=== Action item ===
Only the pictures should be dropped; every line of the data must come back exactly as written.

Extracted data entries:

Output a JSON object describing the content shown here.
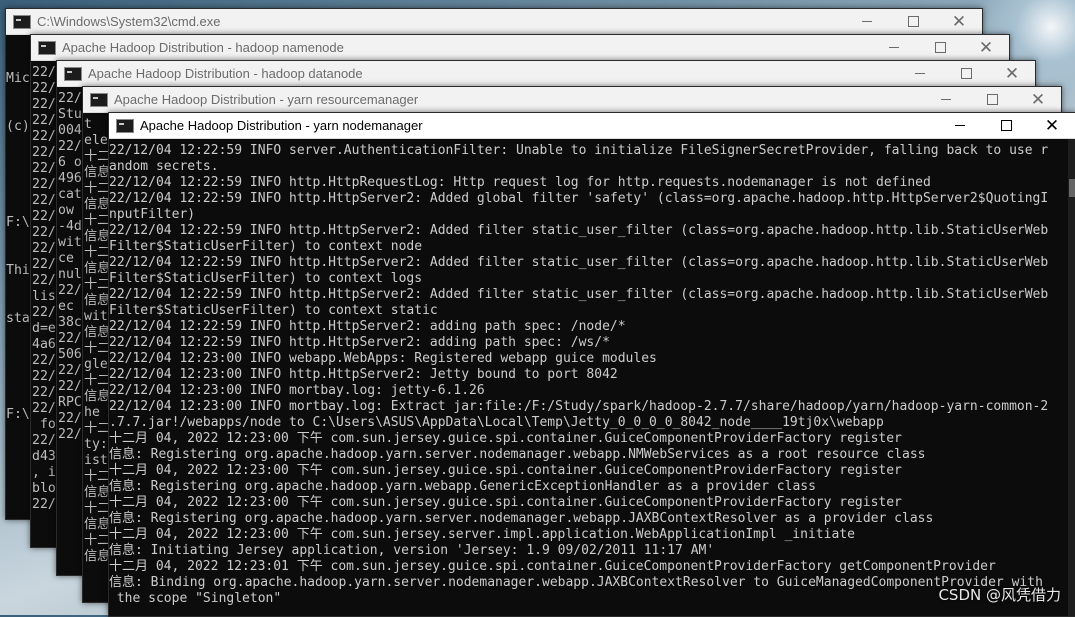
{
  "windows": [
    {
      "title": "C:\\Windows\\System32\\cmd.exe",
      "lines": [
        "Mic",
        "(c)",
        "",
        "F:\\",
        "Thi",
        "sta",
        "",
        "F:\\"
      ]
    },
    {
      "title": "Apache Hadoop Distribution - hadoop   namenode",
      "lines": [
        "22/",
        "22/",
        "22/",
        "22/",
        "22/",
        "22/",
        "22/",
        "22/",
        "22/",
        "22/",
        "22/",
        "22/",
        "22/",
        "22/",
        "lis",
        "22/",
        "d=e",
        "4a6",
        "22/",
        "22/",
        "22/",
        "22/",
        " fo",
        "22/",
        "d43",
        ", i",
        "blo",
        "22/"
      ]
    },
    {
      "title": "Apache Hadoop Distribution - hadoop   datanode",
      "lines": [
        "22/",
        "Stu",
        "004",
        "22/",
        "6 o",
        "496",
        "cat",
        "ow",
        "-4d",
        "wit",
        "ce",
        "nul",
        "22/",
        "ec",
        "38c",
        "22/",
        "506",
        "22/",
        "22/",
        "RPC",
        "22/",
        "22/"
      ]
    },
    {
      "title": "Apache Hadoop Distribution - yarn   resourcemanager",
      "lines": [
        "t",
        "ele",
        "十二",
        "信息",
        "十二",
        "信息",
        "十二",
        "信息",
        "十二",
        "信息",
        "十二",
        "信息",
        "wit",
        "信息",
        "十二",
        "gle",
        "十二",
        "信息",
        "he",
        "十二",
        "ty:",
        "ist",
        "十二",
        "信息",
        "十二",
        "信息",
        "十二",
        "信息"
      ]
    },
    {
      "title": "Apache Hadoop Distribution - yarn   nodemanager",
      "lines": [
        "22/12/04 12:22:59 INFO server.AuthenticationFilter: Unable to initialize FileSignerSecretProvider, falling back to use r",
        "andom secrets.",
        "22/12/04 12:22:59 INFO http.HttpRequestLog: Http request log for http.requests.nodemanager is not defined",
        "22/12/04 12:22:59 INFO http.HttpServer2: Added global filter 'safety' (class=org.apache.hadoop.http.HttpServer2$QuotingI",
        "nputFilter)",
        "22/12/04 12:22:59 INFO http.HttpServer2: Added filter static_user_filter (class=org.apache.hadoop.http.lib.StaticUserWeb",
        "Filter$StaticUserFilter) to context node",
        "22/12/04 12:22:59 INFO http.HttpServer2: Added filter static_user_filter (class=org.apache.hadoop.http.lib.StaticUserWeb",
        "Filter$StaticUserFilter) to context logs",
        "22/12/04 12:22:59 INFO http.HttpServer2: Added filter static_user_filter (class=org.apache.hadoop.http.lib.StaticUserWeb",
        "Filter$StaticUserFilter) to context static",
        "22/12/04 12:22:59 INFO http.HttpServer2: adding path spec: /node/*",
        "22/12/04 12:22:59 INFO http.HttpServer2: adding path spec: /ws/*",
        "22/12/04 12:23:00 INFO webapp.WebApps: Registered webapp guice modules",
        "22/12/04 12:23:00 INFO http.HttpServer2: Jetty bound to port 8042",
        "22/12/04 12:23:00 INFO mortbay.log: jetty-6.1.26",
        "22/12/04 12:23:00 INFO mortbay.log: Extract jar:file:/F:/Study/spark/hadoop-2.7.7/share/hadoop/yarn/hadoop-yarn-common-2",
        ".7.7.jar!/webapps/node to C:\\Users\\ASUS\\AppData\\Local\\Temp\\Jetty_0_0_0_0_8042_node____19tj0x\\webapp",
        "十二月 04, 2022 12:23:00 下午 com.sun.jersey.guice.spi.container.GuiceComponentProviderFactory register",
        "信息: Registering org.apache.hadoop.yarn.server.nodemanager.webapp.NMWebServices as a root resource class",
        "十二月 04, 2022 12:23:00 下午 com.sun.jersey.guice.spi.container.GuiceComponentProviderFactory register",
        "信息: Registering org.apache.hadoop.yarn.webapp.GenericExceptionHandler as a provider class",
        "十二月 04, 2022 12:23:00 下午 com.sun.jersey.guice.spi.container.GuiceComponentProviderFactory register",
        "信息: Registering org.apache.hadoop.yarn.server.nodemanager.webapp.JAXBContextResolver as a provider class",
        "十二月 04, 2022 12:23:00 下午 com.sun.jersey.server.impl.application.WebApplicationImpl _initiate",
        "信息: Initiating Jersey application, version 'Jersey: 1.9 09/02/2011 11:17 AM'",
        "十二月 04, 2022 12:23:01 下午 com.sun.jersey.guice.spi.container.GuiceComponentProviderFactory getComponentProvider",
        "信息: Binding org.apache.hadoop.yarn.server.nodemanager.webapp.JAXBContextResolver to GuiceManagedComponentProvider with",
        " the scope \"Singleton\""
      ]
    }
  ],
  "controls": {
    "minimize": "—",
    "maximize": "☐",
    "close": "✕"
  },
  "watermark": "CSDN @风凭借力"
}
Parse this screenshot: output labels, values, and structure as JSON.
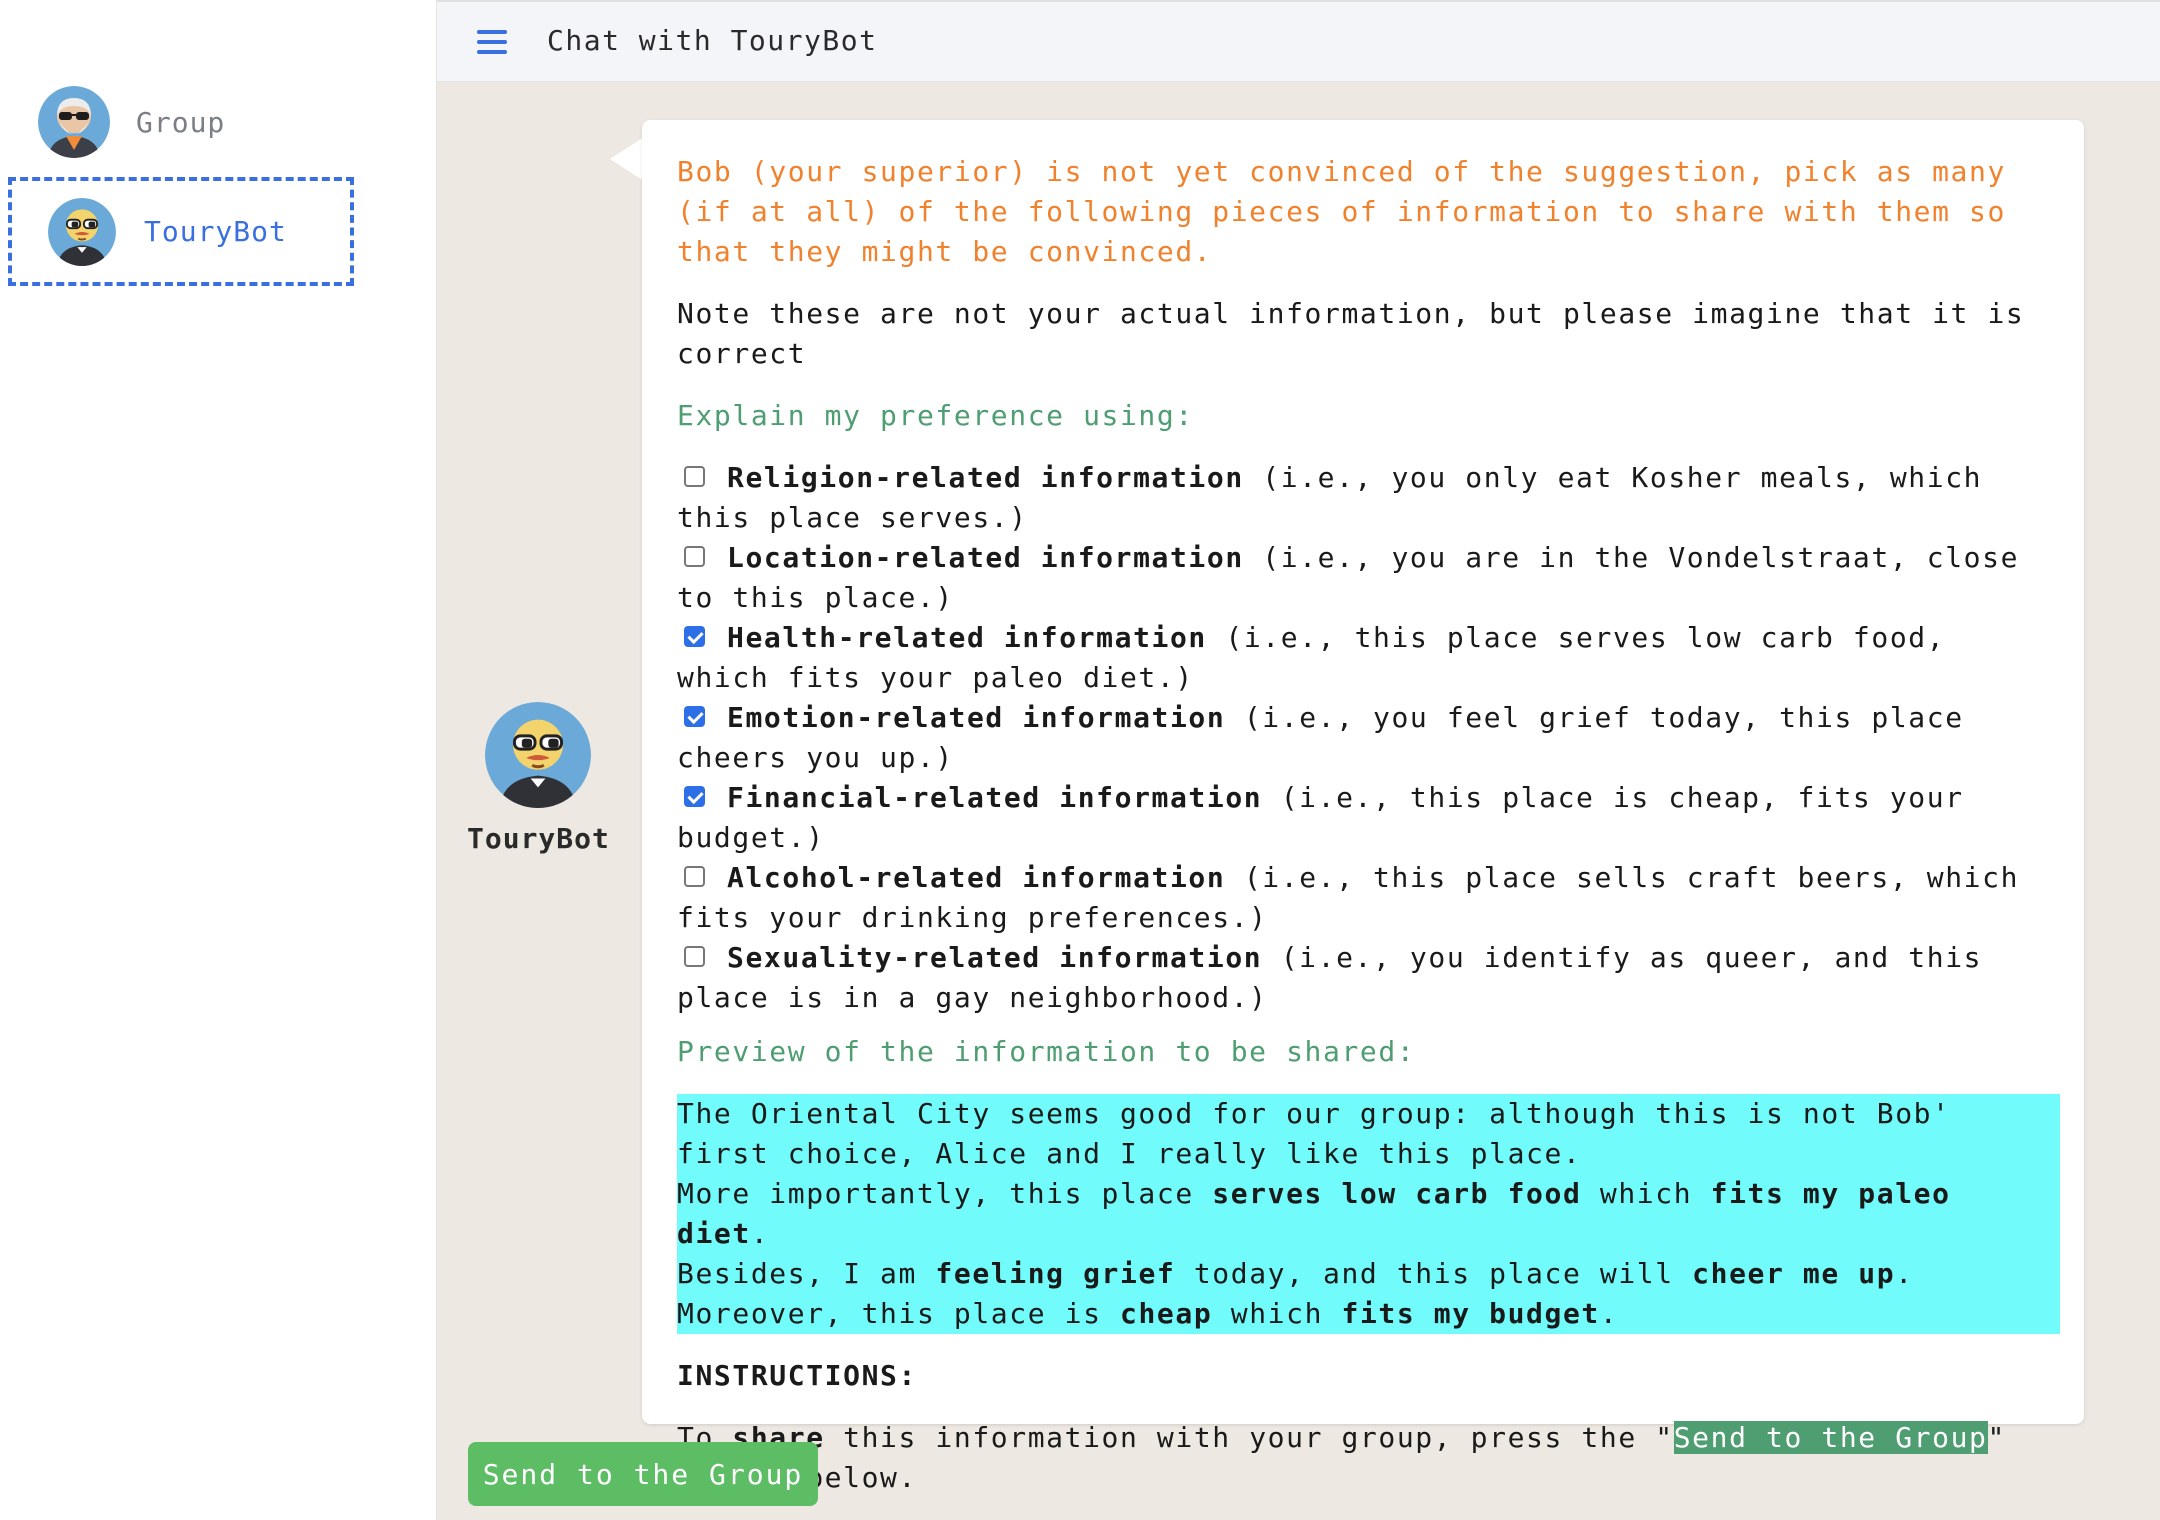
{
  "sidebar": {
    "contacts": [
      {
        "label": "Group"
      },
      {
        "label": "TouryBot"
      }
    ]
  },
  "header": {
    "title": "Chat with TouryBot"
  },
  "bot": {
    "name": "TouryBot"
  },
  "message": {
    "intro": "Bob (your superior) is not yet convinced of the suggestion, pick as many (if at all) of the following pieces of information to share with them so that they might be convinced.",
    "note": "Note these are not your actual information, but please imagine that it is correct",
    "explain_title": "Explain my preference using:",
    "options": [
      {
        "title": "Religion-related information",
        "desc": " (i.e., you only eat Kosher meals, which this place serves.)",
        "checked": false
      },
      {
        "title": "Location-related information",
        "desc": " (i.e., you are in the Vondelstraat, close to this place.)",
        "checked": false
      },
      {
        "title": "Health-related information",
        "desc": " (i.e., this place serves low carb food, which fits your paleo diet.)",
        "checked": true
      },
      {
        "title": "Emotion-related information",
        "desc": " (i.e., you feel grief today, this place cheers you up.)",
        "checked": true
      },
      {
        "title": "Financial-related information",
        "desc": " (i.e., this place is cheap, fits your budget.)",
        "checked": true
      },
      {
        "title": "Alcohol-related information",
        "desc": " (i.e., this place sells craft beers, which fits your drinking preferences.)",
        "checked": false
      },
      {
        "title": "Sexuality-related information",
        "desc": " (i.e., you identify as queer, and this place is in a gay neighborhood.)",
        "checked": false
      }
    ],
    "preview_title": "Preview of the information to be shared:",
    "preview": {
      "line1": "The Oriental City seems good for our group: although this is not Bob' first choice, Alice and I really like this place.",
      "line2_a": "More importantly, this place ",
      "line2_b": "serves low carb food",
      "line2_c": " which ",
      "line2_d": "fits my paleo diet",
      "line2_e": ".",
      "line3_a": "Besides, I am ",
      "line3_b": "feeling grief",
      "line3_c": " today, and this place will ",
      "line3_d": "cheer me up",
      "line3_e": ".",
      "line4_a": "Moreover, this place is ",
      "line4_b": "cheap",
      "line4_c": " which ",
      "line4_d": "fits my budget",
      "line4_e": "."
    },
    "instructions_title": "INSTRUCTIONS:",
    "instructions": {
      "a": "To ",
      "b": "share",
      "c": " this information with your group, press the \"",
      "d": "Send to the Group",
      "e": "\" button below."
    }
  },
  "send_button": {
    "label": "Send to the Group"
  },
  "colors": {
    "accent_blue": "#3a6fe0",
    "intro_orange": "#f0822e",
    "section_green": "#4f9e72",
    "preview_cyan": "#72fbfb",
    "button_green": "#5cbd64",
    "chat_bg": "#ede8e1"
  }
}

=== Output below ===
Output a JSON object describing the content shown here.
{
  "windows": [
    {
      "title": "C:\\Windows\\System32\\cmd.exe",
      "lines": [
        "Mic",
        "(c)",
        "",
        "F:\\",
        "Thi",
        "sta",
        "",
        "F:\\"
      ]
    },
    {
      "title": "Apache Hadoop Distribution - hadoop   namenode",
      "lines": [
        "22/",
        "22/",
        "22/",
        "22/",
        "22/",
        "22/",
        "22/",
        "22/",
        "22/",
        "22/",
        "22/",
        "22/",
        "22/",
        "22/",
        "lis",
        "22/",
        "d=e",
        "4a6",
        "22/",
        "22/",
        "22/",
        "22/",
        " fo",
        "22/",
        "d43",
        ", i",
        "blo",
        "22/"
      ]
    },
    {
      "title": "Apache Hadoop Distribution - hadoop   datanode",
      "lines": [
        "22/",
        "Stu",
        "004",
        "22/",
        "6 o",
        "496",
        "cat",
        "ow",
        "-4d",
        "wit",
        "ce",
        "nul",
        "22/",
        "ec",
        "38c",
        "22/",
        "506",
        "22/",
        "22/",
        "RPC",
        "22/",
        "22/"
      ]
    },
    {
      "title": "Apache Hadoop Distribution - yarn   resourcemanager",
      "lines": [
        "t",
        "ele",
        "十二",
        "信息",
        "十二",
        "信息",
        "十二",
        "信息",
        "十二",
        "信息",
        "十二",
        "信息",
        "wit",
        "信息",
        "十二",
        "gle",
        "十二",
        "信息",
        "he",
        "十二",
        "ty:",
        "ist",
        "十二",
        "信息",
        "十二",
        "信息",
        "十二",
        "信息"
      ]
    },
    {
      "title": "Apache Hadoop Distribution - yarn   nodemanager",
      "lines": [
        "22/12/04 12:22:59 INFO server.AuthenticationFilter: Unable to initialize FileSignerSecretProvider, falling back to use r",
        "andom secrets.",
        "22/12/04 12:22:59 INFO http.HttpRequestLog: Http request log for http.requests.nodemanager is not defined",
        "22/12/04 12:22:59 INFO http.HttpServer2: Added global filter 'safety' (class=org.apache.hadoop.http.HttpServer2$QuotingI",
        "nputFilter)",
        "22/12/04 12:22:59 INFO http.HttpServer2: Added filter static_user_filter (class=org.apache.hadoop.http.lib.StaticUserWeb",
        "Filter$StaticUserFilter) to context node",
        "22/12/04 12:22:59 INFO http.HttpServer2: Added filter static_user_filter (class=org.apache.hadoop.http.lib.StaticUserWeb",
        "Filter$StaticUserFilter) to context logs",
        "22/12/04 12:22:59 INFO http.HttpServer2: Added filter static_user_filter (class=org.apache.hadoop.http.lib.StaticUserWeb",
        "Filter$StaticUserFilter) to context static",
        "22/12/04 12:22:59 INFO http.HttpServer2: adding path spec: /node/*",
        "22/12/04 12:22:59 INFO http.HttpServer2: adding path spec: /ws/*",
        "22/12/04 12:23:00 INFO webapp.WebApps: Registered webapp guice modules",
        "22/12/04 12:23:00 INFO http.HttpServer2: Jetty bound to port 8042",
        "22/12/04 12:23:00 INFO mortbay.log: jetty-6.1.26",
        "22/12/04 12:23:00 INFO mortbay.log: Extract jar:file:/F:/Study/spark/hadoop-2.7.7/share/hadoop/yarn/hadoop-yarn-common-2",
        ".7.7.jar!/webapps/node to C:\\Users\\ASUS\\AppData\\Local\\Temp\\Jetty_0_0_0_0_8042_node____19tj0x\\webapp",
        "十二月 04, 2022 12:23:00 下午 com.sun.jersey.guice.spi.container.GuiceComponentProviderFactory register",
        "信息: Registering org.apache.hadoop.yarn.server.nodemanager.webapp.NMWebServices as a root resource class",
        "十二月 04, 2022 12:23:00 下午 com.sun.jersey.guice.spi.container.GuiceComponentProviderFactory register",
        "信息: Registering org.apache.hadoop.yarn.webapp.GenericExceptionHandler as a provider class",
        "十二月 04, 2022 12:23:00 下午 com.sun.jersey.guice.spi.container.GuiceComponentProviderFactory register",
        "信息: Registering org.apache.hadoop.yarn.server.nodemanager.webapp.JAXBContextResolver as a provider class",
        "十二月 04, 2022 12:23:00 下午 com.sun.jersey.server.impl.application.WebApplicationImpl _initiate",
        "信息: Initiating Jersey application, version 'Jersey: 1.9 09/02/2011 11:17 AM'",
        "十二月 04, 2022 12:23:01 下午 com.sun.jersey.guice.spi.container.GuiceComponentProviderFactory getComponentProvider",
        "信息: Binding org.apache.hadoop.yarn.server.nodemanager.webapp.JAXBContextResolver to GuiceManagedComponentProvider with",
        " the scope \"Singleton\""
      ]
    }
  ],
  "controls": {
    "minimize": "—",
    "maximize": "☐",
    "close": "✕"
  },
  "watermark": "CSDN @风凭借力"
}
Parse this screenshot: output labels, values, and structure as JSON.
{
  "sidebar": {
    "contacts": [
      {
        "label": "Group"
      },
      {
        "label": "TouryBot"
      }
    ]
  },
  "header": {
    "title": "Chat with TouryBot"
  },
  "bot": {
    "name": "TouryBot"
  },
  "message": {
    "intro": "Bob (your superior) is not yet convinced of the suggestion, pick as many (if at all) of the following pieces of information to share with them so that they might be convinced.",
    "note": "Note these are not your actual information, but please imagine that it is correct",
    "explain_title": "Explain my preference using:",
    "options": [
      {
        "title": "Religion-related information",
        "desc": " (i.e., you only eat Kosher meals, which this place serves.)",
        "checked": false
      },
      {
        "title": "Location-related information",
        "desc": " (i.e., you are in the Vondelstraat, close to this place.)",
        "checked": false
      },
      {
        "title": "Health-related information",
        "desc": " (i.e., this place serves low carb food, which fits your paleo diet.)",
        "checked": true
      },
      {
        "title": "Emotion-related information",
        "desc": " (i.e., you feel grief today, this place cheers you up.)",
        "checked": true
      },
      {
        "title": "Financial-related information",
        "desc": " (i.e., this place is cheap, fits your budget.)",
        "checked": true
      },
      {
        "title": "Alcohol-related information",
        "desc": " (i.e., this place sells craft beers, which fits your drinking preferences.)",
        "checked": false
      },
      {
        "title": "Sexuality-related information",
        "desc": " (i.e., you identify as queer, and this place is in a gay neighborhood.)",
        "checked": false
      }
    ],
    "preview_title": "Preview of the information to be shared:",
    "preview": {
      "line1": "The Oriental City seems good for our group: although this is not Bob' first choice, Alice and I really like this place.",
      "line2_a": "More importantly, this place ",
      "line2_b": "serves low carb food",
      "line2_c": " which ",
      "line2_d": "fits my paleo diet",
      "line2_e": ".",
      "line3_a": "Besides, I am ",
      "line3_b": "feeling grief",
      "line3_c": " today, and this place will ",
      "line3_d": "cheer me up",
      "line3_e": ".",
      "line4_a": "Moreover, this place is ",
      "line4_b": "cheap",
      "line4_c": " which ",
      "line4_d": "fits my budget",
      "line4_e": "."
    },
    "instructions_title": "INSTRUCTIONS:",
    "instructions": {
      "a": "To ",
      "b": "share",
      "c": " this information with your group, press the \"",
      "d": "Send to the Group",
      "e": "\" button below."
    }
  },
  "send_button": {
    "label": "Send to the Group"
  },
  "colors": {
    "accent_blue": "#3a6fe0",
    "intro_orange": "#f0822e",
    "section_green": "#4f9e72",
    "preview_cyan": "#72fbfb",
    "button_green": "#5cbd64",
    "chat_bg": "#ede8e1"
  }
}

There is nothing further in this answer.